Hair cells of the auditory system constitute a remarkable biological sensor that exhibits nanometer-scale sensitivity of mechanical detection. Our experiments explore the active nonlinear processes behind the detection of very weak signals. We demonstrate the presence of chaos in the innate motility of active bundles, and demonstrate both theoretically and experimentally that it enhances the sensitivity of detection. We further show that these cells utilize weakly chaotic dynamics to combine sensitive response with high temporal resolution. The presence of chaos in individual hair bundles also aids in the synchronization between coupled hair cells, and gives rise to new dynamical states. Finally, we explore the neural mechanisms that reduce and control the responsiveness of the cell.


Tibor Zelles (associate professor, Dept. Oral Biology and Dept. Pharmacology & Pharmacotherapy, Semmelweis University, Budapest; Laboratory of Molecular Pharmacology, Institute of Experimental Medicine, Budapest): Seeking drug therapy for sensorineural hearing losses

Hearing impairment is the most common sensory deficit, affecting more than 400 million people worldwide. Sensorineural hearing losses (SNHL; e.g. age-dependent-, noise-, or aminoglycoside-induced hearing losses) currently lack any specific or efficient pharmacotherapy. Imbalance of the ROS system, excitotoxicity, apoptosis, neurodegeneration and immune system dysfunctions are supposed to play an important role in the pathophysiology of SNHL. In our mouse models of age-dependent hearing loss, aminoglycoside-induced hearing loss or the noise-induced one, we have investigated different pharmacological interventions that modify these factors and also activate endogenous protective mechanisms in the hearing system. The complex, multifactorial pathomechanism of sensorineural hearing losses may favor drugs acting on multiple targets for effective therapy.

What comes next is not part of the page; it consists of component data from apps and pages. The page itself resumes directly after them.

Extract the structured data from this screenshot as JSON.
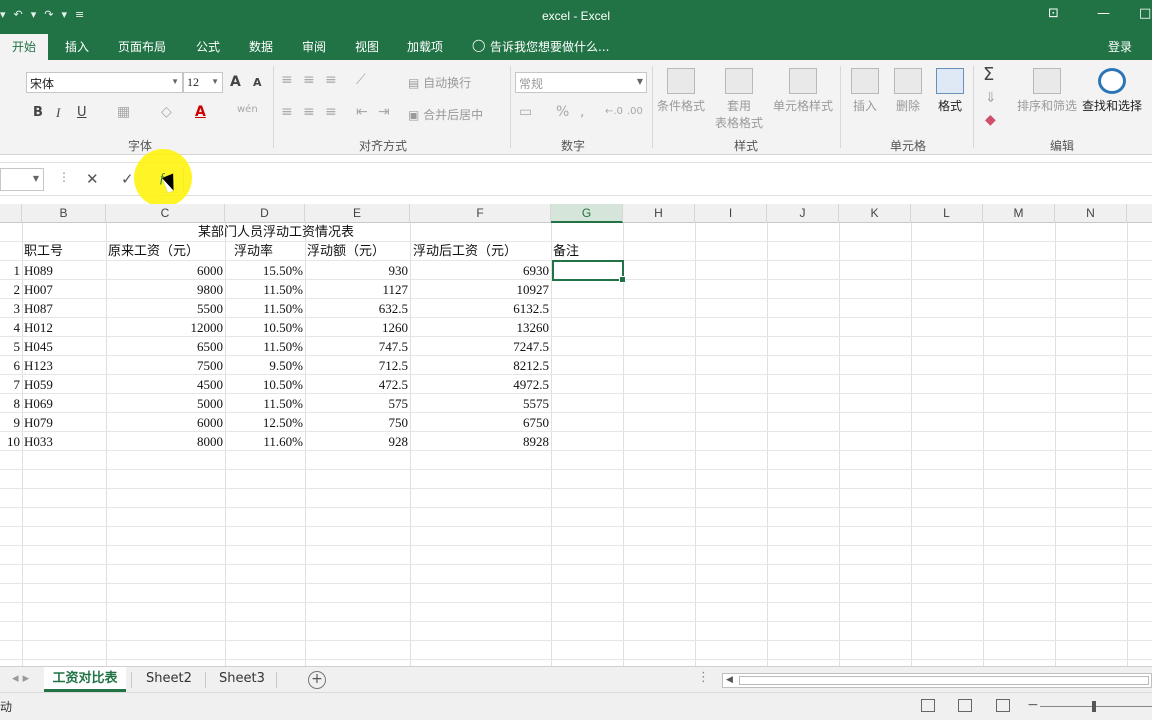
{
  "window": {
    "title": "excel - Excel",
    "qat": [
      "▾",
      "↶",
      "▾",
      "↷",
      "▾",
      "≡"
    ],
    "controls": {
      "ribbon_display": "⊡",
      "minimize": "—",
      "maximize": "□"
    }
  },
  "ribbon_tabs": [
    "开始",
    "插入",
    "页面布局",
    "公式",
    "数据",
    "审阅",
    "视图",
    "加载项"
  ],
  "tell_me": "告诉我您想要做什么...",
  "login": "登录",
  "ribbon": {
    "font_name": "宋体",
    "font_size": "12",
    "number_format": "常规",
    "wrap_text": "自动换行",
    "merge_center": "合并后居中",
    "cond_format": "条件格式",
    "table_format_1": "套用",
    "table_format_2": "表格格式",
    "cell_styles": "单元格样式",
    "insert": "插入",
    "delete": "删除",
    "format": "格式",
    "sort_filter": "排序和筛选",
    "find_select": "查找和选择",
    "bold": "B",
    "italic": "I",
    "underline": "U",
    "grow_font": "A",
    "shrink_font": "A",
    "wen": "wén",
    "percent": "%",
    "comma": ",",
    "dec_inc": "←.0",
    "dec_dec": ".00",
    "autosum": "Σ",
    "groups": {
      "font": "字体",
      "alignment": "对齐方式",
      "number": "数字",
      "styles": "样式",
      "cells": "单元格",
      "editing": "编辑"
    }
  },
  "formula_bar": {
    "cancel": "✕",
    "enter": "✓",
    "fx": "f"
  },
  "columns": [
    "B",
    "C",
    "D",
    "E",
    "F",
    "G",
    "H",
    "I",
    "J",
    "K",
    "L",
    "M",
    "N"
  ],
  "selected_column": "G",
  "sheet": {
    "title": "某部门人员浮动工资情况表",
    "headers": [
      "职工号",
      "原来工资（元）",
      "浮动率",
      "浮动额（元）",
      "浮动后工资（元）",
      "备注"
    ],
    "rows": [
      {
        "n": "1",
        "id": "H089",
        "salary": "6000",
        "rate": "15.50%",
        "amount": "930",
        "after": "6930"
      },
      {
        "n": "2",
        "id": "H007",
        "salary": "9800",
        "rate": "11.50%",
        "amount": "1127",
        "after": "10927"
      },
      {
        "n": "3",
        "id": "H087",
        "salary": "5500",
        "rate": "11.50%",
        "amount": "632.5",
        "after": "6132.5"
      },
      {
        "n": "4",
        "id": "H012",
        "salary": "12000",
        "rate": "10.50%",
        "amount": "1260",
        "after": "13260"
      },
      {
        "n": "5",
        "id": "H045",
        "salary": "6500",
        "rate": "11.50%",
        "amount": "747.5",
        "after": "7247.5"
      },
      {
        "n": "6",
        "id": "H123",
        "salary": "7500",
        "rate": "9.50%",
        "amount": "712.5",
        "after": "8212.5"
      },
      {
        "n": "7",
        "id": "H059",
        "salary": "4500",
        "rate": "10.50%",
        "amount": "472.5",
        "after": "4972.5"
      },
      {
        "n": "8",
        "id": "H069",
        "salary": "5000",
        "rate": "11.50%",
        "amount": "575",
        "after": "5575"
      },
      {
        "n": "9",
        "id": "H079",
        "salary": "6000",
        "rate": "12.50%",
        "amount": "750",
        "after": "6750"
      },
      {
        "n": "10",
        "id": "H033",
        "salary": "8000",
        "rate": "11.60%",
        "amount": "928",
        "after": "8928"
      }
    ]
  },
  "sheet_tabs": [
    "工资对比表",
    "Sheet2",
    "Sheet3"
  ],
  "add_sheet": "+",
  "status": "动",
  "colors": {
    "accent": "#217346",
    "selected_header": "#d6e5d9"
  }
}
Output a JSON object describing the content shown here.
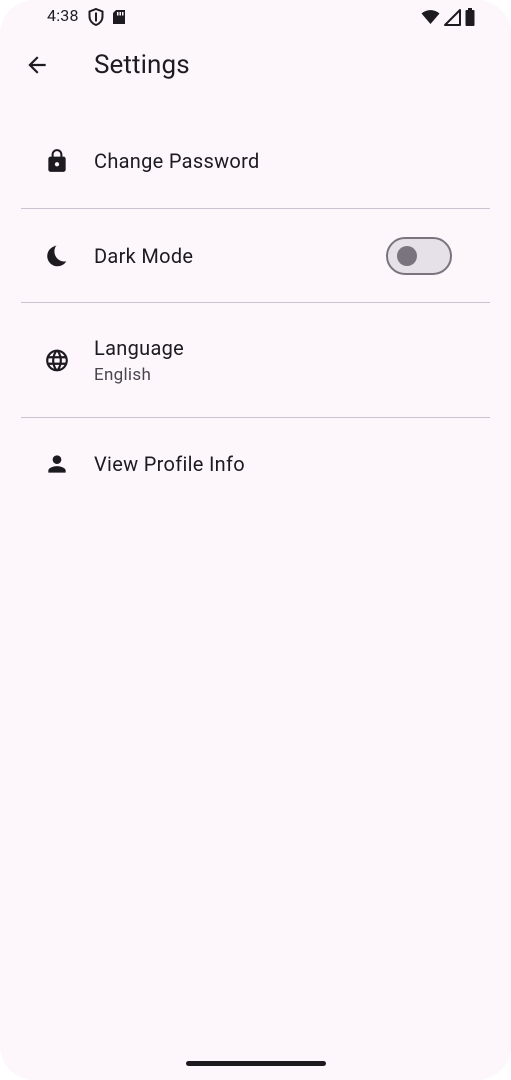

József Géza Kiss (Scientific Advisor, University of Szeged, Albert Szent-Gyorgyi Health Center, Department of Otolaryngology and Head & Neck Surgery): The first artificial sensory organ - Cochlear Implant

The cochlear implant is a high-tech device that can: i) induce, ii) artificially provide or iii) simulate hearing in people with sensorineural hearing loss. The appropriate condition for its use is to provide an accurate objective assessment of hearing as early as possible, preferably in infancy. The process requires continuous electrophysiological testing and imaging procedures, both preoperatively, intraoperatively and postoperatively. In the post-operative period, the device must also be constantly monitored to ensure its optimal functioning. Since only a well-adjusted, personalized device can function properly to enable the patient to perceive and understand the sound signals coming from the environment. This is also the basis for the development of speech production.


The first part of the symposium:


The second part of the symposium: 





The Hungarian Academy of Sciences Flyer


The Hungarian Academy of Sciences Invitation






Last update: 2023. 06. 26. 10:00